◆ Exercise ◆
Report all lines of the records that contain "value".

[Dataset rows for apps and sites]
---
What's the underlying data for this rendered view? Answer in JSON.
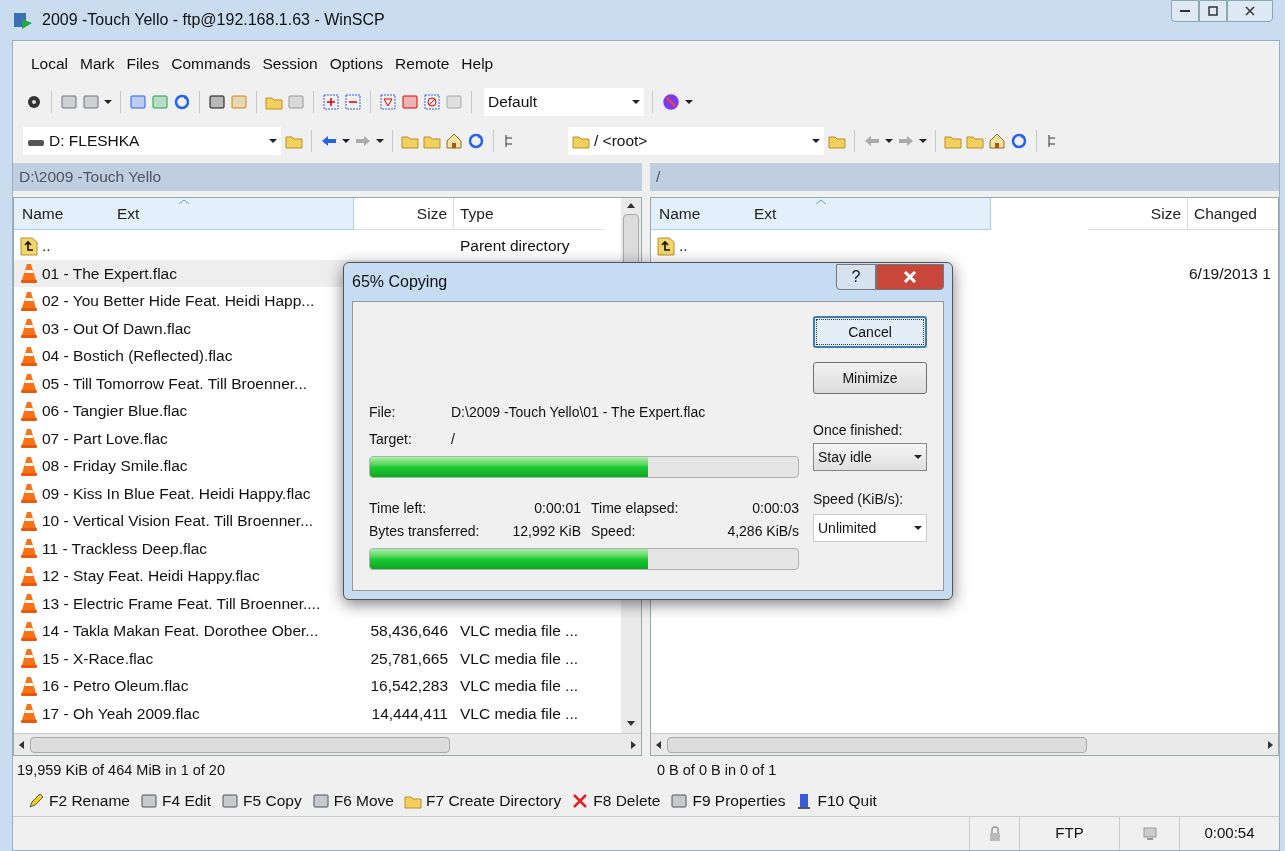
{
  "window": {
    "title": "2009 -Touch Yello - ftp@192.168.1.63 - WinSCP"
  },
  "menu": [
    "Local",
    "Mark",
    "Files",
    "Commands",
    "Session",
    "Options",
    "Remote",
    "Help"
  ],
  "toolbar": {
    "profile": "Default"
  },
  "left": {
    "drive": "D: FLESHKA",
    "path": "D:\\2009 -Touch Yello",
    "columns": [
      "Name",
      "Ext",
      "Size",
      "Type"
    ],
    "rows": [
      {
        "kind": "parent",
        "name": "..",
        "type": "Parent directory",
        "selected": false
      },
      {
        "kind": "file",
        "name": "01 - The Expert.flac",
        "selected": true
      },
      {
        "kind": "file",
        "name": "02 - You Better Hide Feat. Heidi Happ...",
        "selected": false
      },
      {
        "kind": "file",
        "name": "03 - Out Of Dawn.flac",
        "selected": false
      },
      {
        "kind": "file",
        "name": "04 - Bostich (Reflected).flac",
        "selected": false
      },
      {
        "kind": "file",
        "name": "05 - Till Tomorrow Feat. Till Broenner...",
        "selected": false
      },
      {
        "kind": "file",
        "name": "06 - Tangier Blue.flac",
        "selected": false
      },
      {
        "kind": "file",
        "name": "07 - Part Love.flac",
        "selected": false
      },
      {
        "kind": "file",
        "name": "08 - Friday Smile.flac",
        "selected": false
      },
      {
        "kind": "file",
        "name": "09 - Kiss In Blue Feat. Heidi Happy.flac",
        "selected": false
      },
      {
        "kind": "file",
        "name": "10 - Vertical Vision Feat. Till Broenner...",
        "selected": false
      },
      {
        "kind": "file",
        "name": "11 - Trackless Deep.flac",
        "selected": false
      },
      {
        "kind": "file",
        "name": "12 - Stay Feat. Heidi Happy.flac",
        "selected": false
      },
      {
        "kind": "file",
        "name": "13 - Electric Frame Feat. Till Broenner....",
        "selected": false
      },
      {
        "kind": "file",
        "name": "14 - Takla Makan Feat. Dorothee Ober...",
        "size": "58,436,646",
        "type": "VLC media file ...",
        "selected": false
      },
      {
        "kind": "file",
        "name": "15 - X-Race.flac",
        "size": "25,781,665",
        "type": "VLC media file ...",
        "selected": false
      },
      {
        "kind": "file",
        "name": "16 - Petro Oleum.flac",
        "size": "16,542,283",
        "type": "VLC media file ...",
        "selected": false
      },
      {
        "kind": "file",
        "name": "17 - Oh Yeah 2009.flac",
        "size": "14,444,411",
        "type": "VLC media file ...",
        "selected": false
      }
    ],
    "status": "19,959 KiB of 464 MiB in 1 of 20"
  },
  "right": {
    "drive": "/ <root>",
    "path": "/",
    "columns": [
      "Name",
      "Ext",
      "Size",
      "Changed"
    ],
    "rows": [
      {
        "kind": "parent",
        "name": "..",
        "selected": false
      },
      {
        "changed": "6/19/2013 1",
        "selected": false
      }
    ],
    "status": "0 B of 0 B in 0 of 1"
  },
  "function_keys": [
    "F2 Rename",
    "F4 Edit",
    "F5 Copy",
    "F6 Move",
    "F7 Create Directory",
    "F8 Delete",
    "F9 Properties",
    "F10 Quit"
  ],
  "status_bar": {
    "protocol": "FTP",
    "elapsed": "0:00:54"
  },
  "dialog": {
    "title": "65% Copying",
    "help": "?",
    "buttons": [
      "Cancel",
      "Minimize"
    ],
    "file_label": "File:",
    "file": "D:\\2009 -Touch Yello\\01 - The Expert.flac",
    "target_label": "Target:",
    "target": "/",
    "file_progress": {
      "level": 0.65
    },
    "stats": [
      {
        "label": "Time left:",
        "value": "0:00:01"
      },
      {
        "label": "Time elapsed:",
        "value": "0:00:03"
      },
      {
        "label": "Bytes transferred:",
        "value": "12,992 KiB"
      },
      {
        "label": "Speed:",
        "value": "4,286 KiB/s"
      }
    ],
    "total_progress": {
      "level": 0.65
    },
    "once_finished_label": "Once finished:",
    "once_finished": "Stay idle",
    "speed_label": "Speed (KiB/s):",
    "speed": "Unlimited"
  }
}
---
◆ Reply to the exercise ◆
        "value": "0:00:01"
        "value": "0:00:03"
        "value": "12,992 KiB"
        "value": "4,286 KiB/s"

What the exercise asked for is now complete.